On a quiet weekend in January, Mary Dowling and Cindy Sheridan packed their bags and headed to the Columbus Farmers Market in Columbus, N.J. Everything seemed to be going as usual that Saturday morning, but as they neared the produce section of this popular destination, they were approached by a man wearing a black leather jacket and a black baseball cap who claimed he needed their help.
"Ma'am, ma'am, excuse me," he said. "I'm trying to ID someone inside with a blue jacket. Do you see the woman I'm talking about?"
The man told Dowling and Sheridan that he was a recovery agent, better known as a bounty hunter, and he needed them to help capture a "fugitive," a woman who was caught up in a messy custody battle. He said the woman had taken her baby without her husband's consent, and he asked Dowling and Sheridan to make sure the woman he had identified really was the sought-after fugitive.

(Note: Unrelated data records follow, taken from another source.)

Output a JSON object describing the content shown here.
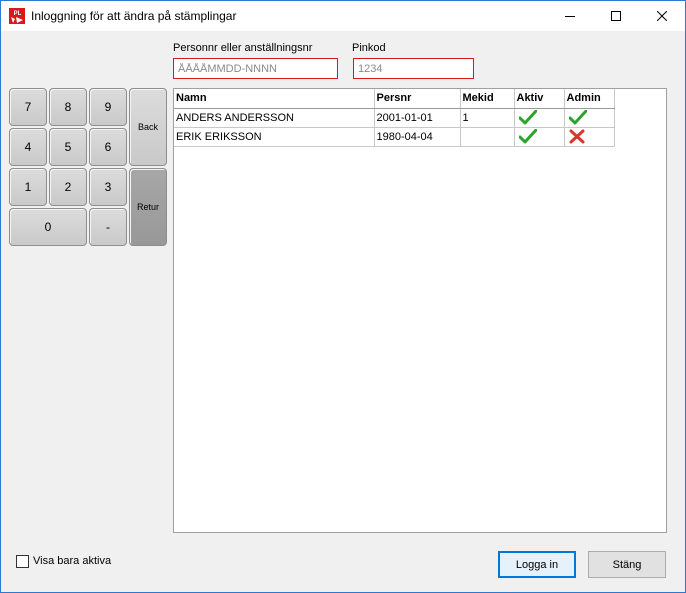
{
  "window": {
    "title": "Inloggning för att ändra på stämplingar",
    "icon_text": "PL"
  },
  "form": {
    "personnr_label": "Personnr eller anställningsnr",
    "personnr_placeholder": "ÅÅÅÅMMDD-NNNN",
    "pinkod_label": "Pinkod",
    "pinkod_placeholder": "1234"
  },
  "keypad": {
    "k7": "7",
    "k8": "8",
    "k9": "9",
    "k4": "4",
    "k5": "5",
    "k6": "6",
    "k1": "1",
    "k2": "2",
    "k3": "3",
    "k0": "0",
    "dash": "-",
    "back": "Back",
    "retur": "Retur"
  },
  "table": {
    "columns": [
      "Namn",
      "Persnr",
      "Mekid",
      "Aktiv",
      "Admin"
    ],
    "rows": [
      {
        "namn": "ANDERS ANDERSSON",
        "persnr": "2001-01-01",
        "mekid": "1",
        "aktiv": "check-icon",
        "admin": "check-icon"
      },
      {
        "namn": "ERIK ERIKSSON",
        "persnr": "1980-04-04",
        "mekid": "",
        "aktiv": "check-icon",
        "admin": "cross-icon"
      }
    ]
  },
  "footer": {
    "show_active_label": "Visa bara aktiva",
    "login_button": "Logga in",
    "close_button": "Stäng"
  },
  "colors": {
    "error_border": "#d9181b",
    "check_green": "#2aa52a",
    "cross_red": "#e0332a",
    "focus_blue": "#0078d7"
  }
}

Without much questioning, Dowling and Sheridan found out the woman's name and reported back to the bounty hunter. It seemed harmless. But then the bounty hunter asked them to go a little further.

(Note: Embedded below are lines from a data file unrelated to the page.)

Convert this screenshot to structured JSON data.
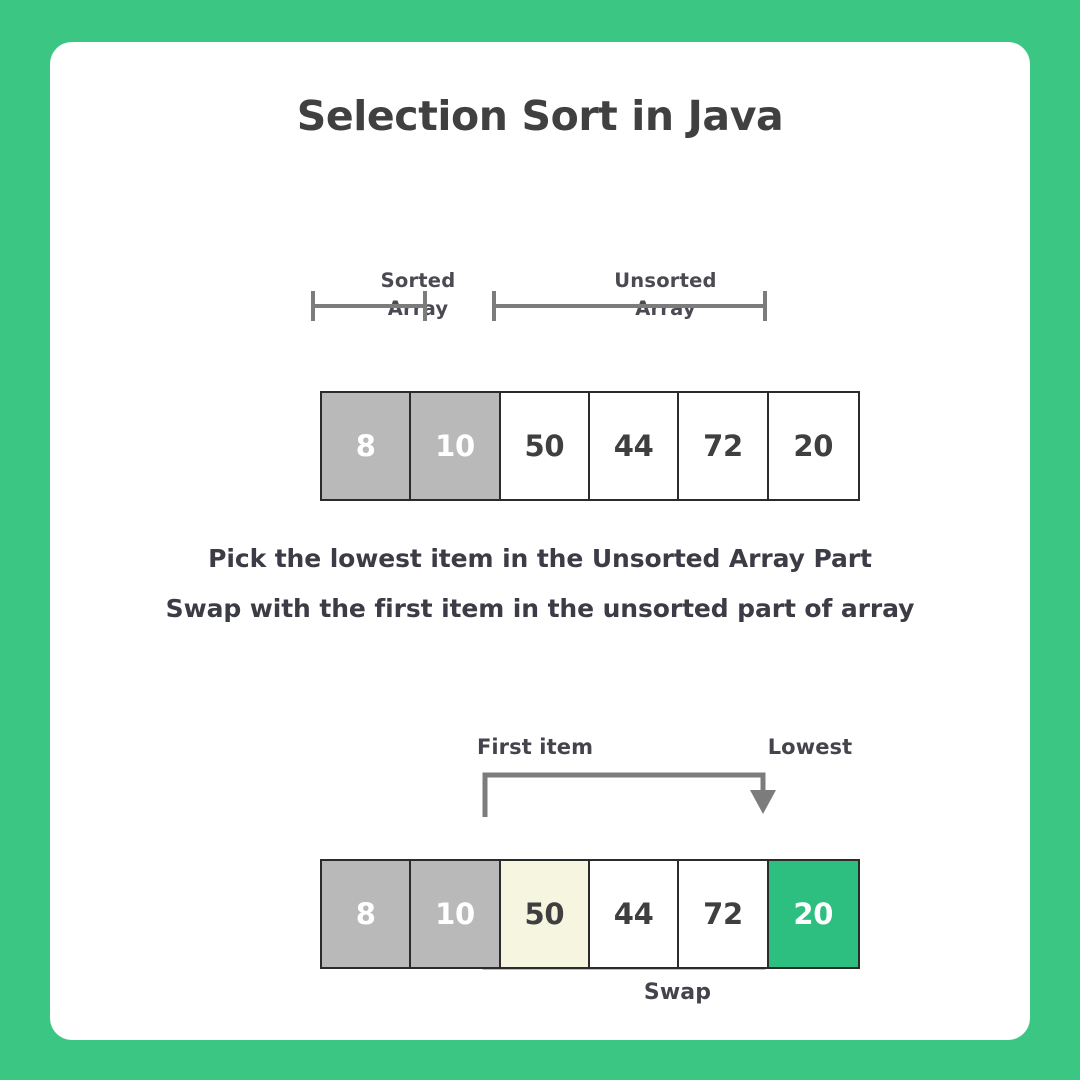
{
  "theme": {
    "background_green": "#3BC783",
    "card_background": "#FFFFFF",
    "sorted_cell": "#B9B9B9",
    "highlight_cell": "#F6F5E0",
    "lowest_cell": "#2DBF80",
    "text_dark": "#3F3F3F",
    "line_gray": "#7C7C7C"
  },
  "header": {
    "title": "Selection Sort in Java"
  },
  "step1": {
    "region_labels": [
      {
        "name": "sorted",
        "line1": "Sorted",
        "line2": "Array"
      },
      {
        "name": "unsorted",
        "line1": "Unsorted",
        "line2": "Array"
      }
    ],
    "array": [
      {
        "value": "8",
        "state": "sorted"
      },
      {
        "value": "10",
        "state": "sorted"
      },
      {
        "value": "50",
        "state": "unsorted"
      },
      {
        "value": "44",
        "state": "unsorted"
      },
      {
        "value": "72",
        "state": "unsorted"
      },
      {
        "value": "20",
        "state": "unsorted"
      }
    ]
  },
  "instructions": {
    "line1": "Pick the lowest item in the Unsorted Array Part",
    "line2": "Swap with the first item in the unsorted part of array"
  },
  "step2": {
    "labels": {
      "first_item": "First item",
      "lowest": "Lowest",
      "swap": "Swap"
    },
    "array": [
      {
        "value": "8",
        "state": "sorted"
      },
      {
        "value": "10",
        "state": "sorted"
      },
      {
        "value": "50",
        "state": "highlight"
      },
      {
        "value": "44",
        "state": "unsorted"
      },
      {
        "value": "72",
        "state": "unsorted"
      },
      {
        "value": "20",
        "state": "lowest"
      }
    ]
  }
}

"If she walks away from the carriage and you see the wallet, just pick it up and walk it out to me," he said.
Despite the unusual request, Dowling again swiftly fulfilled the bounty hunter's orders, grabbing the woman's wallet from atop the carriage when the woman wasn't looking. Before long, Dowling was surrounded by a camera crew.
Dowling and Sheridan learned they had been part of a make-believe scenario constructed by ABC News as part of the hidden camera show "What Would You Do?" George Coppola, the bounty hunter, is a fugitive recovery agent and was hired by ABC to take part in this "What Would You Do?" episode.
Wondering why someone would willingly obey the commands of a stranger, "What Would You Do?" anchor John Quinones asked the women: "What's the lesson? Did you learn something here?"
"Probably think twice," Sheridan answered.
But, of course, that is easy to say in hindsight. In the heat of the moment, the intensity of the situation can lead people to do surprising things.
A classic study by Yale psychologist Stanley Milgram tested how far people would go to obey an authority figure.
Participants were told to deliver an electric shock to a person who answered questions incorrectly. Unbeknown to the participants, the shock machine was fake, but Milgram found that more than half of the participants were willing to administer shocks even when the actor receiving the "punishment" cried out in pain.
We decided to see just how far Coppola, our authority figure, could push the average citizen to take action against our so-called fugitive, Traci Hovel, an actress hired by ABC News.
Although he wouldn't really do these things in real life, Coppola agreed to order random shoppers to do increasingly strange and shocking things to help him capture the "fugitive" and her baby, which was actually a life-like doll called a "reborn."
As Hovel sat at a table with the baby, Coppola scoured the flea market for people who might help him. He walked up to a man who was shopping for pies, and explained that he needed him to grab Hovel's cup of Coke while she wasn't looking so that it could be examined for a DNA sample. It seemed like an odd request, but when Hovel got up and moved away, the man moved in, swiped the cup and brought it back to Coppola.